**Exercise requirements:** In the records below, find each line with the word "chat" and copy it.

**Extracted data:**

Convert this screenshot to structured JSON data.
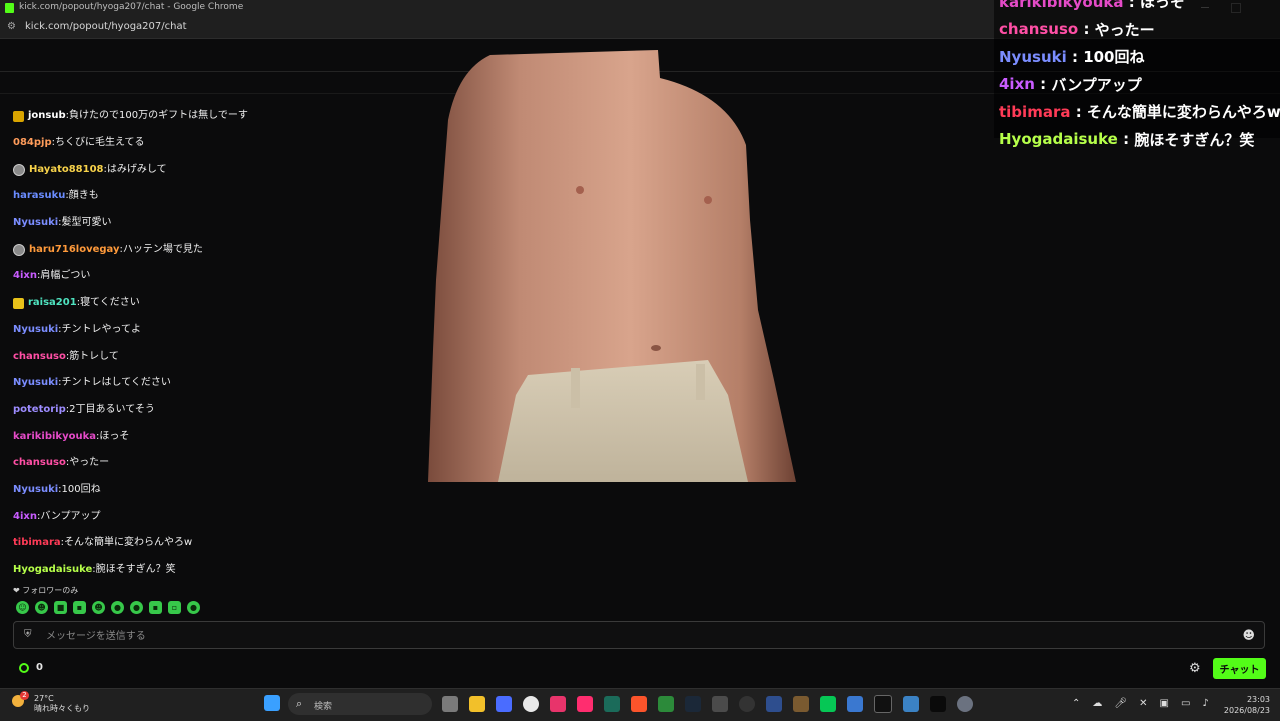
{
  "window": {
    "title": "kick.com/popout/hyoga207/chat - Google Chrome",
    "url": "kick.com/popout/hyoga207/chat"
  },
  "chat": {
    "messages": [
      {
        "badge": "gold",
        "user": "jonsub",
        "color": "#ffffff",
        "text": "負けたので100万のギフトは無しでーす"
      },
      {
        "badge": "",
        "user": "084pjp",
        "color": "#ff9c5b",
        "text": "ちくびに毛生えてる"
      },
      {
        "badge": "avatar",
        "user": "Hayato88108",
        "color": "#f7d24a",
        "text": "はみげみして"
      },
      {
        "badge": "",
        "user": "harasuku",
        "color": "#6a8cff",
        "text": "顔きも"
      },
      {
        "badge": "",
        "user": "Nyusuki",
        "color": "#7b8dff",
        "text": "髪型可愛い"
      },
      {
        "badge": "avatar",
        "user": "haru716lovegay",
        "color": "#ff9a3b",
        "text": "ハッテン場で見た"
      },
      {
        "badge": "",
        "user": "4ixn",
        "color": "#c95cff",
        "text": "肩幅ごつい"
      },
      {
        "badge": "gift",
        "user": "raisa201",
        "color": "#4fe3c0",
        "text": "寝てください"
      },
      {
        "badge": "",
        "user": "Nyusuki",
        "color": "#7b8dff",
        "text": "チントレやってよ"
      },
      {
        "badge": "",
        "user": "chansuso",
        "color": "#ff4fa5",
        "text": "筋トレして"
      },
      {
        "badge": "",
        "user": "Nyusuki",
        "color": "#7b8dff",
        "text": "チントレはしてください"
      },
      {
        "badge": "",
        "user": "potetorip",
        "color": "#9d8cff",
        "text": "2丁目あるいてそう"
      },
      {
        "badge": "",
        "user": "karikibikyouka",
        "color": "#e54bc8",
        "text": "ほっそ"
      },
      {
        "badge": "",
        "user": "chansuso",
        "color": "#ff4fa5",
        "text": "やったー"
      },
      {
        "badge": "",
        "user": "Nyusuki",
        "color": "#7b8dff",
        "text": "100回ね"
      },
      {
        "badge": "",
        "user": "4ixn",
        "color": "#c95cff",
        "text": "バンプアップ"
      },
      {
        "badge": "",
        "user": "tibimara",
        "color": "#ff3b57",
        "text": "そんな簡単に変わらんやろw"
      },
      {
        "badge": "",
        "user": "Hyogadaisuke",
        "color": "#b6ff4a",
        "text": "腕ほそすぎん？笑"
      }
    ],
    "follower_only_label": "フォロワーのみ",
    "input_placeholder": "メッセージを送信する",
    "points_value": "0",
    "send_button_label": "チャット"
  },
  "overlay": {
    "messages": [
      {
        "user": "karikibikyouka",
        "color": "#e54bc8",
        "text": "ほっそ"
      },
      {
        "user": "chansuso",
        "color": "#ff4fa5",
        "text": "やったー"
      },
      {
        "user": "Nyusuki",
        "color": "#7b8dff",
        "text": "100回ね"
      },
      {
        "user": "4ixn",
        "color": "#c95cff",
        "text": "バンプアップ"
      },
      {
        "user": "tibimara",
        "color": "#ff3b57",
        "text": "そんな簡単に変わらんやろw"
      },
      {
        "user": "Hyogadaisuke",
        "color": "#b6ff4a",
        "text": "腕ほそすぎん？笑"
      }
    ]
  },
  "taskbar": {
    "weather_temp": "27°C",
    "weather_desc": "晴れ時々くもり",
    "weather_alert_count": "2",
    "search_placeholder": "検索",
    "time": "23:03",
    "date": "2026/08/23"
  }
}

**Answer to this exercise:**
    "title": "kick.com/popout/hyoga207/chat - Google Chrome",
    "url": "kick.com/popout/hyoga207/chat"
  "chat": {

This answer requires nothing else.